Source material:
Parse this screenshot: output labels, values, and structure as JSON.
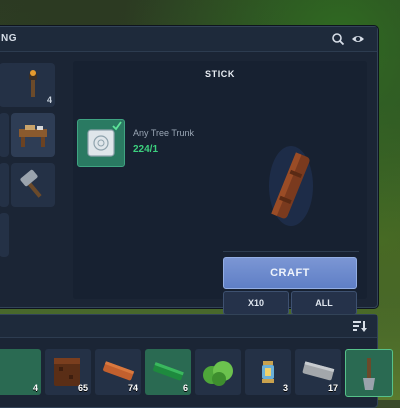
{
  "panel": {
    "title": "NG"
  },
  "header_icons": [
    "search-icon",
    "eye-icon"
  ],
  "recipes": {
    "items": [
      {
        "icon": "torch-icon",
        "count": "4"
      },
      {
        "icon": "workbench-icon",
        "count": ""
      },
      {
        "icon": "hammer-icon",
        "count": ""
      }
    ]
  },
  "detail": {
    "title": "STICK",
    "ingredient": {
      "icon": "tree-trunk-icon",
      "name": "Any Tree Trunk",
      "count": "224/1"
    },
    "preview_icon": "stick-icon",
    "craft_label": "CRAFT",
    "x10_label": "X10",
    "all_label": "ALL"
  },
  "inventory": {
    "slots": [
      {
        "icon": "green-item-icon",
        "count": "4"
      },
      {
        "icon": "dirt-block-icon",
        "count": "65"
      },
      {
        "icon": "wood-plank-icon",
        "count": "74"
      },
      {
        "icon": "green-bar-icon",
        "count": "6"
      },
      {
        "icon": "leaf-bush-icon",
        "count": ""
      },
      {
        "icon": "lantern-icon",
        "count": "3"
      },
      {
        "icon": "stone-slab-icon",
        "count": "17"
      },
      {
        "icon": "shovel-icon",
        "count": ""
      }
    ]
  },
  "colors": {
    "panel_bg": "#1b2535",
    "accent_button": "#6e8acd",
    "ingredient_ok": "#3cd07e",
    "slot_selected": "#2a7a62"
  }
}
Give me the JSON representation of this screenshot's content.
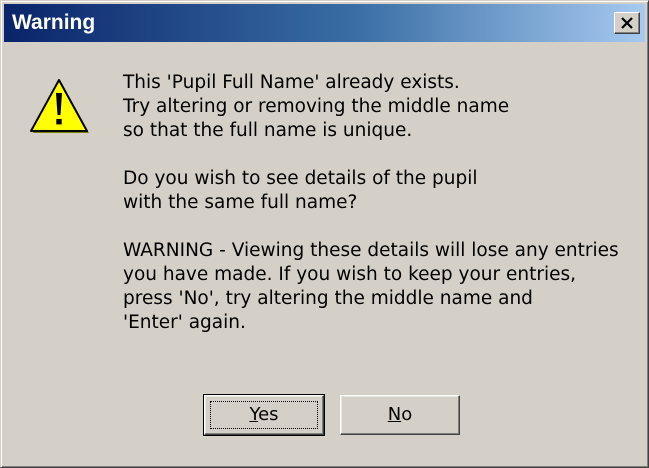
{
  "window": {
    "title": "Warning",
    "close_icon": "close-x-icon"
  },
  "icon": {
    "name": "warning-triangle-icon",
    "color": "#ffff00"
  },
  "message": {
    "paragraph1": "This 'Pupil Full Name' already exists.\nTry altering or removing the middle name\nso that the full name is unique.",
    "paragraph2": "Do you wish to see details of the pupil\nwith the same full name?",
    "paragraph3": "WARNING - Viewing these details will lose any entries\nyou have made. If you wish to keep your entries,\npress 'No', try altering the middle name and\n'Enter' again."
  },
  "buttons": {
    "yes": {
      "accel": "Y",
      "rest": "es"
    },
    "no": {
      "accel": "N",
      "rest": "o"
    }
  }
}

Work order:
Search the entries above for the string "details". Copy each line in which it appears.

Task solution:
    "paragraph2": "Do you wish to see details of the pupil\nwith the same full name?",
    "paragraph3": "WARNING - Viewing these details will lose any entries\nyou have made. If you wish to keep your entries,\npress 'No', try altering the middle name and\n'Enter' again."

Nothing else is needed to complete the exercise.